**TASK DESCRIPTION:** Please give back each line below unchanged; none of the pictures should appear.

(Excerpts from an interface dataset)
Segment Open

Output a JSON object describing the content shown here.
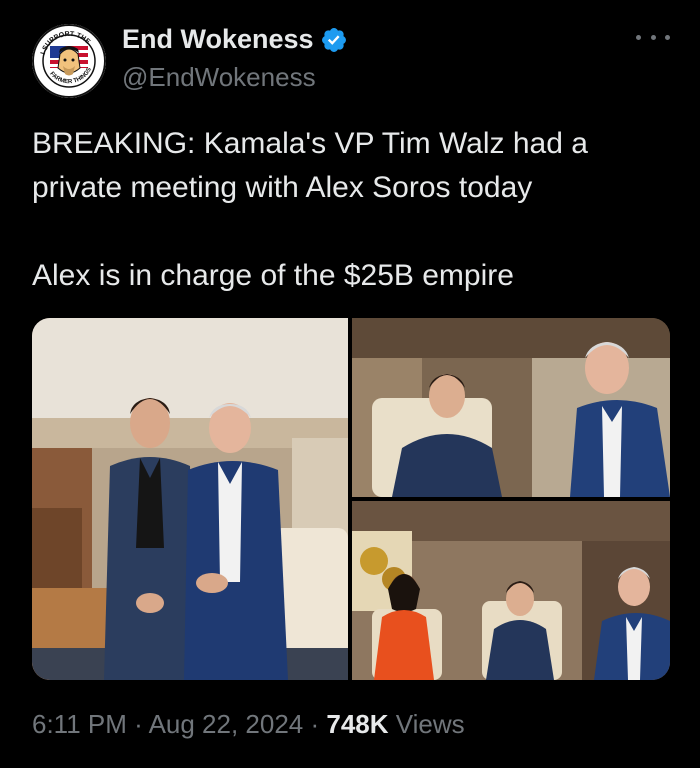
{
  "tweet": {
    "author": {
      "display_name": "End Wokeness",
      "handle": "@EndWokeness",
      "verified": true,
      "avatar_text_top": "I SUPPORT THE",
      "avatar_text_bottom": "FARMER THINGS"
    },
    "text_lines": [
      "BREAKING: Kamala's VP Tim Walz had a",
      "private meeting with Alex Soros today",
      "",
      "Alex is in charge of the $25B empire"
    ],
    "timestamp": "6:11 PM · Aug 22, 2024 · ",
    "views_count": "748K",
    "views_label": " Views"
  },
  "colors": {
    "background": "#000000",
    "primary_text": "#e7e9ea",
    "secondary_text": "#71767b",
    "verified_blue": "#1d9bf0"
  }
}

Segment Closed

**SOLUTION FOR THIS EXERCISE:**
Output a JSON object describing the content shown here.
{
  "tweet": {
    "author": {
      "display_name": "End Wokeness",
      "handle": "@EndWokeness",
      "verified": true,
      "avatar_text_top": "I SUPPORT THE",
      "avatar_text_bottom": "FARMER THINGS"
    },
    "text_lines": [
      "BREAKING: Kamala's VP Tim Walz had a",
      "private meeting with Alex Soros today",
      "",
      "Alex is in charge of the $25B empire"
    ],
    "timestamp": "6:11 PM · Aug 22, 2024 · ",
    "views_count": "748K",
    "views_label": " Views"
  },
  "colors": {
    "background": "#000000",
    "primary_text": "#e7e9ea",
    "secondary_text": "#71767b",
    "verified_blue": "#1d9bf0"
  }
}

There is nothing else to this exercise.